The Donald Trump phenomenon is a beautiful example of the importance of narrative. In the primaries leading up to the nomination of him as the Republican Party candidate, there were many other candidates who looked perfectly plausible—in fact, more plausible in my opinion. And they just faded away. It was his showmanship and the stories that he generated. The narratives that would be spread then by word of mouth about Trump that powerfully swayed voters in the primaries and continues to do so today. The problem is that you cannot argue against a narrative with statistics. So if Donald Trump tells a story about Mexican immigrants committing crimes in America, you might try countering it by saying that actually their crime rate is actually no higher. That’s the statistic. But Trump just ignores that and continues to tell stories as if they were a danger. In order to counter that you have to form a narrative, another story, that outperforms his narrative. That’s a challenge for Hillary Clinton and she’s trying to do that. I think he’s a tough man to beat on narrative. He has a sense of story quality and a sense on how to do it.

8. Now let’s talk about the future of the financial markets. In particular, how do you think that the emergence of FinTech firms (financial firms relying in technological innovation), with their optimistic and easy-going narrative, will have an impact on consumer’s investment decisions?

I feel positive about financial innovation. It has a very important role in our society because it brings a real technology to solving real problems. The fundamental problems that help make a country prosperous and have shared prosperity are problems of risk and incentivisation. We can diminish the impact of economic risks if we have plans to share the risks and we can help incentivize people if people are given a share in the benefits or profits that an enterprise makes. So I am sounding traditional as a finance professor, but I think that finance needs to also take into account human behaviour, incorporate that into a broader vision for finance, and it will make for a better world.

9. What was your reading of the IAST story? What would be your narrative of your visit to Toulouse?

Well, my visit to Toulouse involved me with speaking to people with many different perspectives. And I found it very instructive for me. You have some very smart people here working in different traditions and coming together.
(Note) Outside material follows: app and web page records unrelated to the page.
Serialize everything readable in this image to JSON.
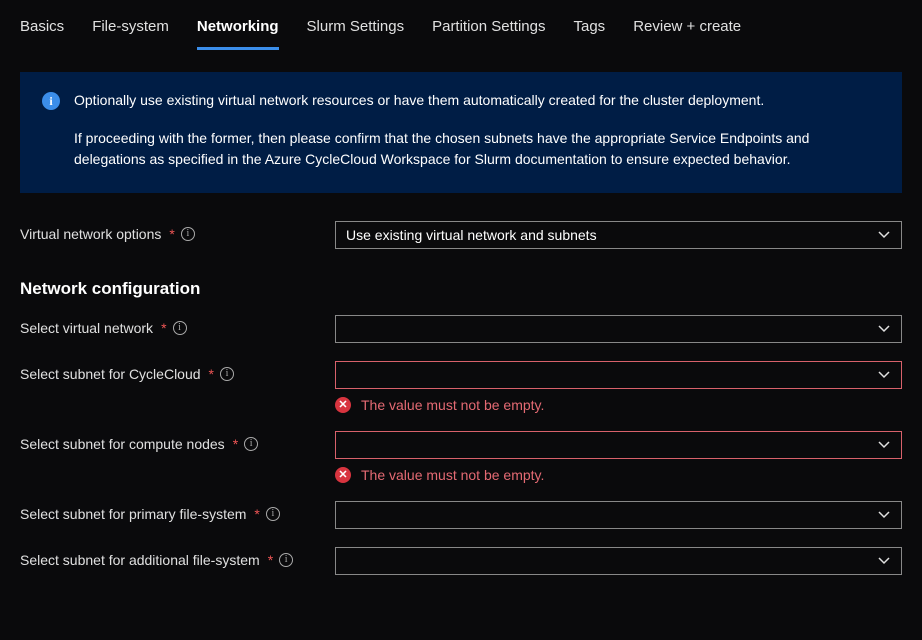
{
  "tabs": {
    "basics": "Basics",
    "filesystem": "File-system",
    "networking": "Networking",
    "slurm": "Slurm Settings",
    "partition": "Partition Settings",
    "tags": "Tags",
    "review": "Review + create"
  },
  "info": {
    "line1": "Optionally use existing virtual network resources or have them automatically created for the cluster deployment.",
    "line2": "If proceeding with the former, then please confirm that the chosen subnets have the appropriate Service Endpoints and delegations as specified in the Azure CycleCloud Workspace for Slurm documentation to ensure expected behavior."
  },
  "labels": {
    "vnet_options": "Virtual network options",
    "section": "Network configuration",
    "select_vnet": "Select virtual network",
    "subnet_cyclecloud": "Select subnet for CycleCloud",
    "subnet_compute": "Select subnet for compute nodes",
    "subnet_primary_fs": "Select subnet for primary file-system",
    "subnet_additional_fs": "Select subnet for additional file-system"
  },
  "values": {
    "vnet_options": "Use existing virtual network and subnets",
    "select_vnet": "",
    "subnet_cyclecloud": "",
    "subnet_compute": "",
    "subnet_primary_fs": "",
    "subnet_additional_fs": ""
  },
  "errors": {
    "empty": "The value must not be empty."
  }
}
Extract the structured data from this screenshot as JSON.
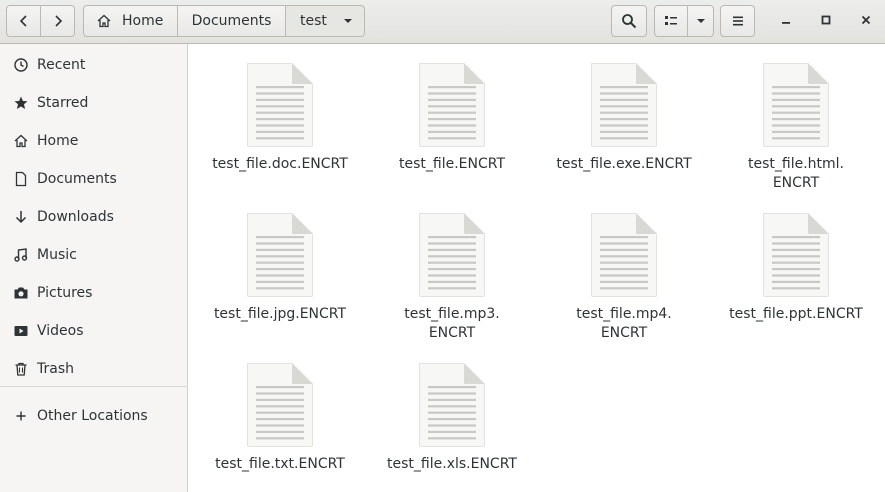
{
  "toolbar": {
    "back_icon": "chevron-left-icon",
    "forward_icon": "chevron-right-icon",
    "search_icon": "search-icon",
    "view_list_icon": "list-view-icon",
    "view_options_icon": "chevron-down-icon",
    "menu_icon": "hamburger-menu-icon"
  },
  "pathbar": {
    "crumbs": [
      "Home",
      "Documents",
      "test"
    ]
  },
  "window": {
    "minimize": "minimize-icon",
    "maximize": "maximize-icon",
    "close": "close-icon"
  },
  "sidebar": {
    "items": [
      {
        "label": "Recent",
        "icon": "clock-icon"
      },
      {
        "label": "Starred",
        "icon": "star-icon"
      },
      {
        "label": "Home",
        "icon": "home-icon"
      },
      {
        "label": "Documents",
        "icon": "document-icon"
      },
      {
        "label": "Downloads",
        "icon": "download-icon"
      },
      {
        "label": "Music",
        "icon": "music-icon"
      },
      {
        "label": "Pictures",
        "icon": "camera-icon"
      },
      {
        "label": "Videos",
        "icon": "video-icon"
      },
      {
        "label": "Trash",
        "icon": "trash-icon"
      }
    ],
    "other_locations": {
      "label": "Other Locations",
      "icon": "plus-icon"
    }
  },
  "files": [
    {
      "name": "test_file.doc.ENCRT"
    },
    {
      "name": "test_file.ENCRT"
    },
    {
      "name": "test_file.exe.ENCRT"
    },
    {
      "name": "test_file.html.\nENCRT"
    },
    {
      "name": "test_file.jpg.ENCRT"
    },
    {
      "name": "test_file.mp3.\nENCRT"
    },
    {
      "name": "test_file.mp4.\nENCRT"
    },
    {
      "name": "test_file.ppt.ENCRT"
    },
    {
      "name": "test_file.txt.ENCRT"
    },
    {
      "name": "test_file.xls.ENCRT"
    }
  ],
  "colors": {
    "sidebar_bg": "#f6f5f4",
    "header_bg": "#e8e8e6",
    "doc_icon_fill": "#f7f7f5",
    "doc_icon_lines": "#c8c8c4"
  }
}
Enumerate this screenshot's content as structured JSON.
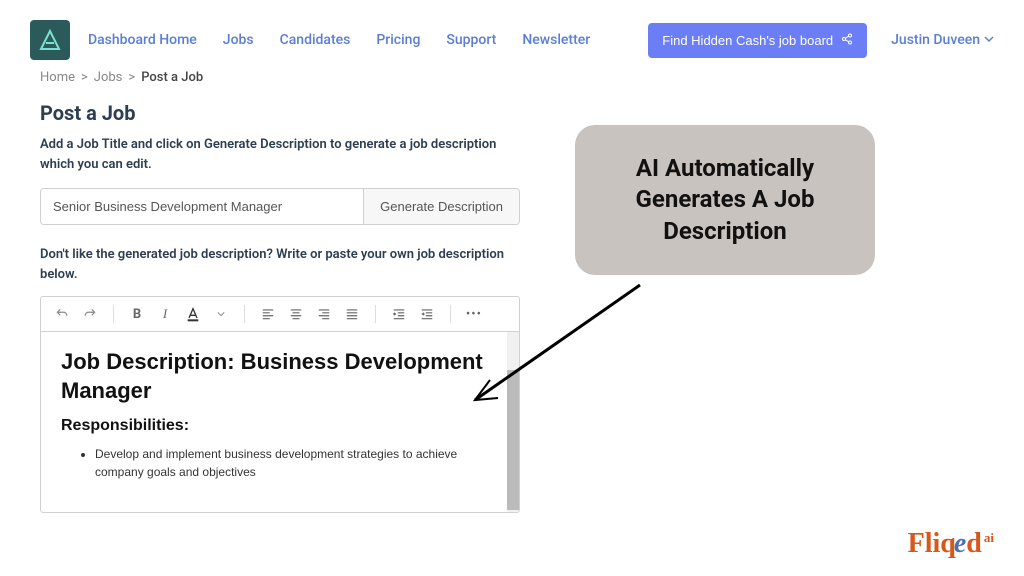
{
  "nav": {
    "items": [
      "Dashboard Home",
      "Jobs",
      "Candidates",
      "Pricing",
      "Support",
      "Newsletter"
    ]
  },
  "header": {
    "find_button": "Find Hidden Cash's job board",
    "user_name": "Justin Duveen"
  },
  "breadcrumb": {
    "home": "Home",
    "jobs": "Jobs",
    "current": "Post a Job"
  },
  "main": {
    "title": "Post a Job",
    "instruction": "Add a Job Title and click on Generate Description to generate a job description which you can edit.",
    "job_title_value": "Senior Business Development Manager",
    "generate_button": "Generate Description",
    "instruction2": "Don't like the generated job description? Write or paste your own job description below."
  },
  "editor": {
    "heading": "Job Description: Business Development Manager",
    "sub": "Responsibilities:",
    "bullet1": "Develop and implement business development strategies to achieve company goals and objectives"
  },
  "callout": {
    "text": "AI Automatically Generates A Job Description"
  },
  "brand": {
    "p1": "Fliq",
    "p2": "e",
    "p3": "d",
    "sup": "ai"
  }
}
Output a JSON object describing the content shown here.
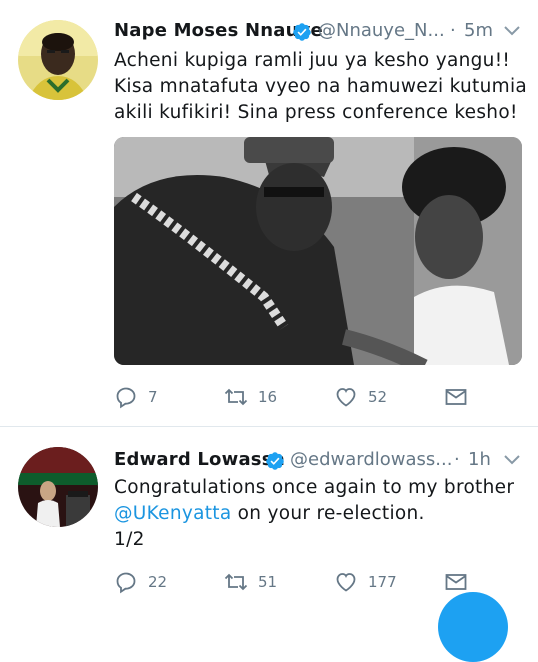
{
  "tweets": [
    {
      "name": "Nape Moses Nnauye",
      "handle": "@Nnauye_N...",
      "separator": "·",
      "time": "5m",
      "text_lines": [
        "Acheni kupiga ramli juu ya kesho yangu!!",
        "Kisa mnatafuta vyeo na hamuwezi kutumia",
        "akili kufikiri! Sina press conference kesho!"
      ],
      "reply_count": "7",
      "retweet_count": "16",
      "like_count": "52"
    },
    {
      "name": "Edward Lowassa",
      "handle": "@edwardlowass...",
      "separator": "·",
      "time": "1h",
      "text_line1": "Congratulations once again to my brother",
      "mention": "@UKenyatta",
      "text_line2_rest": " on your re-election.",
      "text_line3": "1/2",
      "reply_count": "22",
      "retweet_count": "51",
      "like_count": "177"
    }
  ],
  "colors": {
    "accent": "#1da1f2",
    "mention": "#1b95e0",
    "muted": "#657786",
    "divider": "#e1e8ed"
  }
}
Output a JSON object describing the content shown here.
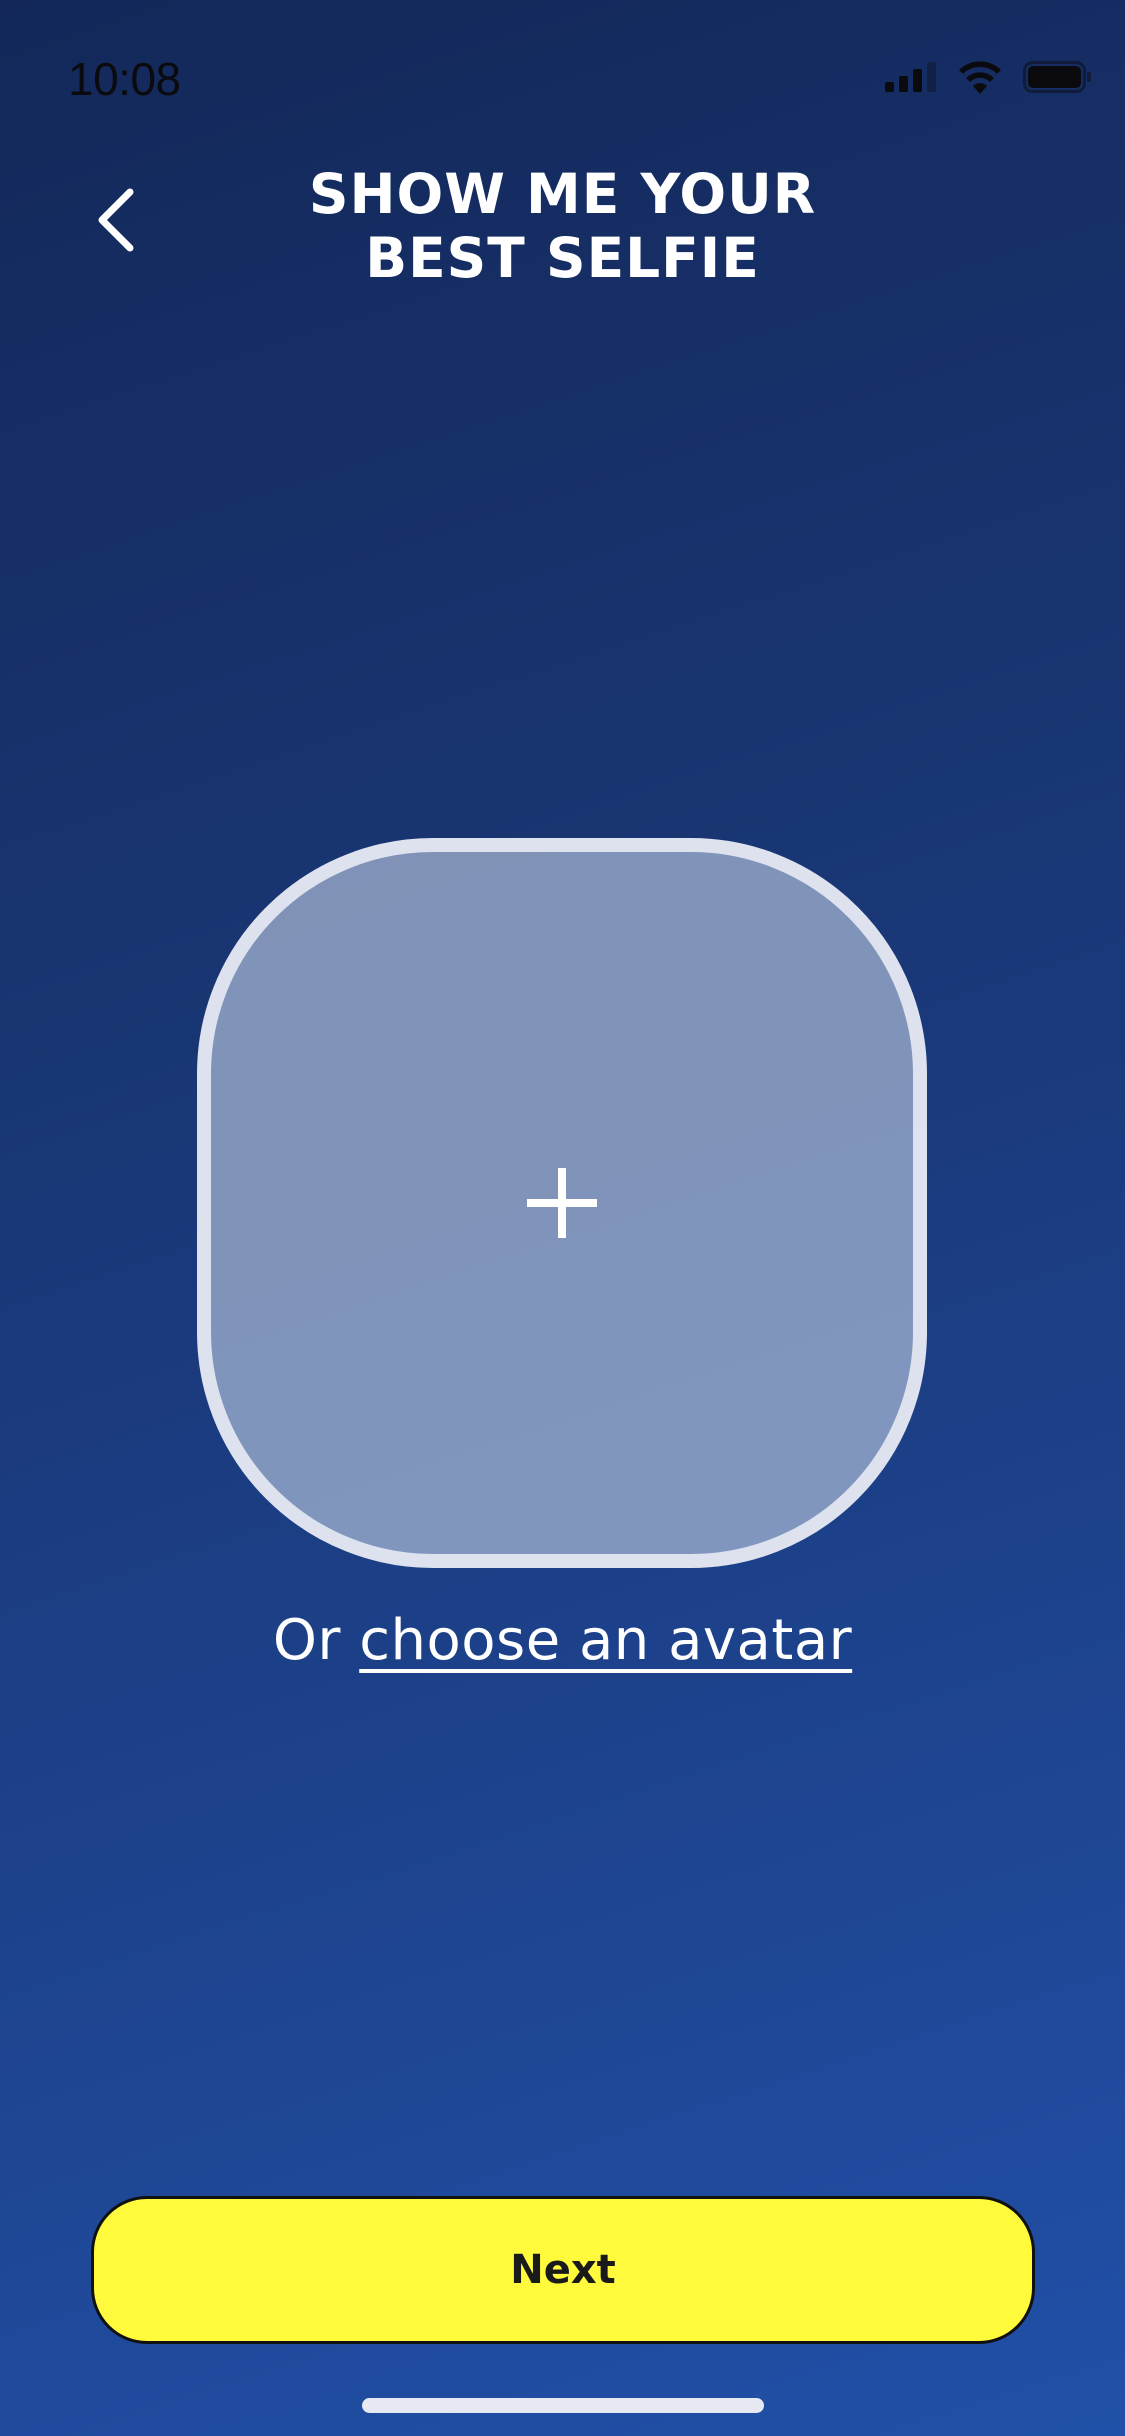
{
  "status_bar": {
    "time": "10:08",
    "icons": [
      "signal-icon",
      "wifi-icon",
      "battery-icon"
    ]
  },
  "header": {
    "back_icon": "chevron-left-icon",
    "title_line1": "SHOW ME YOUR",
    "title_line2": "BEST SELFIE"
  },
  "photo_picker": {
    "icon": "plus-icon"
  },
  "avatar_option": {
    "prefix": "Or",
    "link_label": "choose an avatar"
  },
  "footer": {
    "next_label": "Next"
  },
  "colors": {
    "background_top": "#132859",
    "background_bottom": "#2150a8",
    "accent_button": "#fffb3c",
    "picker_border": "#dde2ee"
  }
}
At least I saw them coming together. And I think that is extremely important for research. When research is narrowly defined, then it can become repetitive. The interdisciplinary cross-fertilization is, I believe, extremely important. And I saw it happening here.

10. Professor Shiller, for the final and million dollar question: who’s right, Eugene Fama or yourself?

[Laughs] Eugene Fama and I won the Nobel Prize on the same year but we have often been described as opposites. I actually am a big admirer of Eugene Fama. And I do not think he’s opposite. He’s not opposite me. I think we agree on basic facts. And I think, though, that there’s a different rhetoric. I think we belong to different parties. I don’t actually belong to a party, and maybe he doesn’t either. But he has a different way of summarizing and he has a different policy prescription. I’m sure he’s less sympathetic to government intervention. But these are judgment matters. I think it’s ok. I think people in disciplines have opposite views, but as long as they are respectful of the facts, their research is useful. And so I have used Eugene Fama’s research and I’ve read it carefully and I think it’s basically right if you can get away from the politics.

by José M. Álvarez and Marina Sánchez del Villar